The Eyre Peninsula Landscape Board have a statutory responsibility to monitor, evaluate, audit and report on the state and condition of the region’s natural resources, coasts and seas.
The Eyre Peninsula community also identified 'healthy and resilient land, sea and water ecosystems' as a key Goal (2) of the Regional Plan. In response, a long-term terrestrial biodiversity monitoring program (BMP) has been established for Eyre Peninsula to better understand the condition of native flora and fauna and enable effective investment into and management of natural resources across the region.
The monitoring program consists of two core components:
- Bushland Condition Monitoring (BCM) – assesses the condition and diversity of the region’s different vegetation communities; and
- Bird Monitoring – assesses the diversity and abundance of birds at the BCM sites. Birds are being used as a surrogate for broader fauna communities in the monitoring program. Birds are much easier to monitor than other species and trends in their population are known to correlate with those of other species sharing the same habitat.
Approximately 350 monitoring sites have been selected and identified as being important to the region as they either have specific flora and/or fauna, i.e. threatened species, or are representative of one of our more important habitats or vegetation communities.
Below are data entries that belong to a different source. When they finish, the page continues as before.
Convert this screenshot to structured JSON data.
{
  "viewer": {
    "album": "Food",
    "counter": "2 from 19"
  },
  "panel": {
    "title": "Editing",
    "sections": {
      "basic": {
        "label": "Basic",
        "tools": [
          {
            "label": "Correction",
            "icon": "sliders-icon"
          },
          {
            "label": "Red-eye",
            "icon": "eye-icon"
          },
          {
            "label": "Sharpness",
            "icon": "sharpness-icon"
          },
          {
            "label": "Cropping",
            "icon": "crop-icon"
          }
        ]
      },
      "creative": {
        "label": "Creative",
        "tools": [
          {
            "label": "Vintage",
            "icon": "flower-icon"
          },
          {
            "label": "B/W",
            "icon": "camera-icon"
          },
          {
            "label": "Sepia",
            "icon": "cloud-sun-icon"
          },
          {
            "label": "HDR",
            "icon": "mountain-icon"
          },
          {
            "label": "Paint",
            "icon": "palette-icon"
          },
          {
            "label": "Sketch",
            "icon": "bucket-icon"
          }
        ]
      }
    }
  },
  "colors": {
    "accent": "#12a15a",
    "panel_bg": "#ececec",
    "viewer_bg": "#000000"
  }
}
Eyre Peninsula Landscape staff are undertaking the BCM component of the monitoring and the bird surveys are largely being undertaken by community volunteers that have participated in a comprehensive bird survey training program and form a very important citizen science collective working with us to increase our knowledge of EP’s environments. You might like to read about some of the related media about their training here: 'EP bird watching courses help local birds- 2014' | 'Bird watching course for beginners to experienced twitchers-2017'
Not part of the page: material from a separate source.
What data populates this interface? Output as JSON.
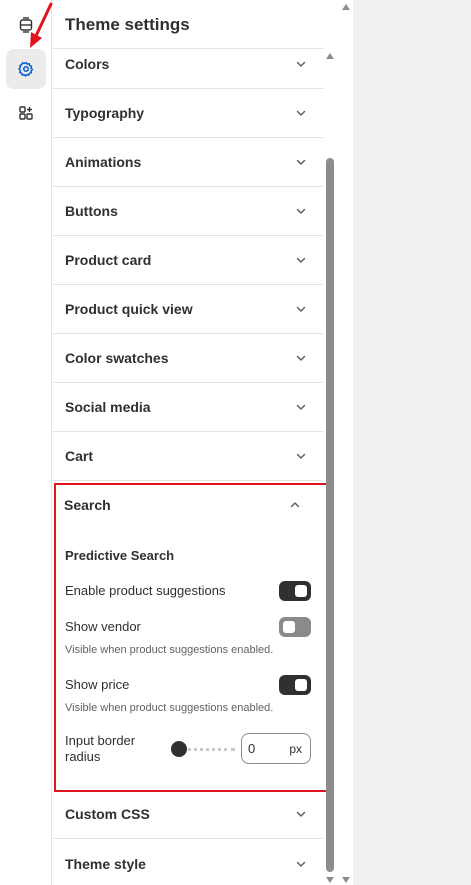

The results of this long-term program will be summarised and released to the public at regular intervals, with individual bird data reported through the Atlas of Living Australia: www.ala.com.au